NEW MEDIA: SPOTLIGHT ON NECTAR - Nectar's crash reveals danger of creating too much demand

Online registration fiasco is bad news for the founders of Nectar, Mark Sweney writes.

The high-flying launch campaign behind Nectar, the new customer loyalty reward scheme with £50 million in backing from its founders Sainsbury's, BP, Debenhams and Barclaycard, has come down to earth with a technical crash.

All online registrations for the scheme, which were encouraged with the carrot of 100 bonus points, have been suspended because high levels of demand caused key parts of the website (www.nectar.com) to grind to a halt.

Richard Campbell, the marketing director at LMUK, which runs the Nectar operation, claims that the company did undertake extensive testing of its web capability.

"We did a lot of testing and due diligence and anticipated the number of online registrations from our experience with other LMUK operations in Canada, Holland, Spain and the Middle East," he says.

Campbell adds that despite a year of planning, demand outstripped the company's most "bullish" traffic forecast by a factor of four times. He blames the security and encryption checks required within the registration process as the culprits for the closure. He says it has been a regrettable but unavoidable incident that was out of Nectar's control.

However, Steve Adams, a senior consultant at Dragon Brand Consulting, which specialises in web usability, disagrees. Adams, who has undertaken studies of the websites of brands including Sainsbury's, Tesco.com, Heinz and Haagen-Dazs, puts it down to poor media planning.

"The problem was caused by a mixture of poor planning and time scales. The launch budget was huge, material was already at the partner outlets and then the television advertising comes in - it is hard to plan testing for that but I think they may have cut corners," he says.

In Adams' experience, Nectar's problems are relatively uncommon, meaning that for the most part other companies have adequately planned for such eventualities.

"The Government had many problems when it made the 1901 census information available online, but really a crash like this isn't a widely spread problem," he comments.

"They should have been able to anticipate the demand because Nectar is replacing other loyalty cards. There is no excuse, it should have been obvious."

The successful launch of the online travel portal Opodo earlier this year is an example that lends weight to the poor planning argument. Like Nectar, Opodo came to market with a new name as the consumer brand for a group of high-profile companies - it is backed by nine European airlines including BA, Lufthansa, Air France and KLM.

With a £19 million launch budget in Germany, the UK and France, Opodo had the backing to launch an all-singing, all-dancing campaign such as Nectar. But the critical need to make sure its online offering ran smoothly meant that the company adopted a cautious approach.

Lorraine Twohill, Opodo's head of market development, says the online platform, on which all three country operations run, underwent 23,000 hours of testing before the launch in Germany, with another 7,000 before the UK debut and a further 5,000 in the run-up to unveiling the French property.

Opodo's ad campaign strategy was designed to build with a staged roll-out of activity to make sure the website could handle the traffic.

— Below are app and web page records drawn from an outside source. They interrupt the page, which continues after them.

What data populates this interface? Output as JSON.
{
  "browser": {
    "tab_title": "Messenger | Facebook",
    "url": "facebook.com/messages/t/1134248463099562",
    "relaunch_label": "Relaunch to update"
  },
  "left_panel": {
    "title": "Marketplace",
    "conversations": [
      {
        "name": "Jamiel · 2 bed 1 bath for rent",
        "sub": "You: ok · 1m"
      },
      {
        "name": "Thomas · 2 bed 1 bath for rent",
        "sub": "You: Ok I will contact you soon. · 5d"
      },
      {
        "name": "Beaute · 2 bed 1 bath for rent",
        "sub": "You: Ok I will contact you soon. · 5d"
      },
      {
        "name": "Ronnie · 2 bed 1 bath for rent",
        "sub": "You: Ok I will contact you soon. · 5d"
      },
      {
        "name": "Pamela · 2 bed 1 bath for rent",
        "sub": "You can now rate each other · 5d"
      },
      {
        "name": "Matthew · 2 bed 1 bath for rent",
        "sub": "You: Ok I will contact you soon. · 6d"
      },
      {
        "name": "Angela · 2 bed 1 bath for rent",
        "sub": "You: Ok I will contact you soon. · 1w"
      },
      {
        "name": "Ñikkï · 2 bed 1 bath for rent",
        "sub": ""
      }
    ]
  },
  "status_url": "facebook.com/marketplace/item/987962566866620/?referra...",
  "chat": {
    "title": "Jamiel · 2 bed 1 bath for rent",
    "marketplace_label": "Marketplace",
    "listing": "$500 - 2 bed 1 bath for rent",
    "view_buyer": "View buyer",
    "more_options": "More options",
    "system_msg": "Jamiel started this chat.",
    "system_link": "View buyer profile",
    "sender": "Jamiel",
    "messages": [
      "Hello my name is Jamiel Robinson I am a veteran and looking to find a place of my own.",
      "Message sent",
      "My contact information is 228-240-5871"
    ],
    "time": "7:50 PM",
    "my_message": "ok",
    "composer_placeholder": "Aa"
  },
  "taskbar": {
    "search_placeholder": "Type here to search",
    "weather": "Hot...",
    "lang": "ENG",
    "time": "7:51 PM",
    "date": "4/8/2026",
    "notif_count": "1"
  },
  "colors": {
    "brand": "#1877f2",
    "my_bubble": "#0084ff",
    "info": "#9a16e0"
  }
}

"All of our country launches involved online-only marketing campaigns for two months because we didn't want to risk website teething problems with a full cross-media campaign," Twohill says. "Nectar was probably too early with offline advertising - television drives bursts of traffic and these can easily take down a website. It was a mistake for it to be so aggressive from day one."

Nectar's website was built by a combination of an in-house team and a third-party developer that Campbell refused to name, but that, he says, has experience in large-scale website building. However, he refused to comment on whether the developer would be retained by Nectar once the problems with the website had been rectified.

The technical shortcomings suffered by Nectar have implications far beyond its own brand. With a degree of internet scepticism in both the business and the wider consumer world, such a high-profile failure reflects poorly on all companies looking to use the website as a key part of a campaign.

"The incident is unfortunate and obviously damaging for the new brand and for the four founding companies," Twohill says. "And it is no good for consumers, they are used to problems with the internet and it is bad for business and the internet market."

Campbell says Nectar has a timeline for reintroducing the online registration service, but he would not provide any further details. In the meantime consumers have to phone its call centres.

When the problems are eventually ironed out, Nectar may eventually benefit from the added press coverage. "One silver lining to it all may be that all the bad press has raised the profile of the new brand name," Adams says. "Maybe a year down the line it might help consumers to remember the brand name and not the incident."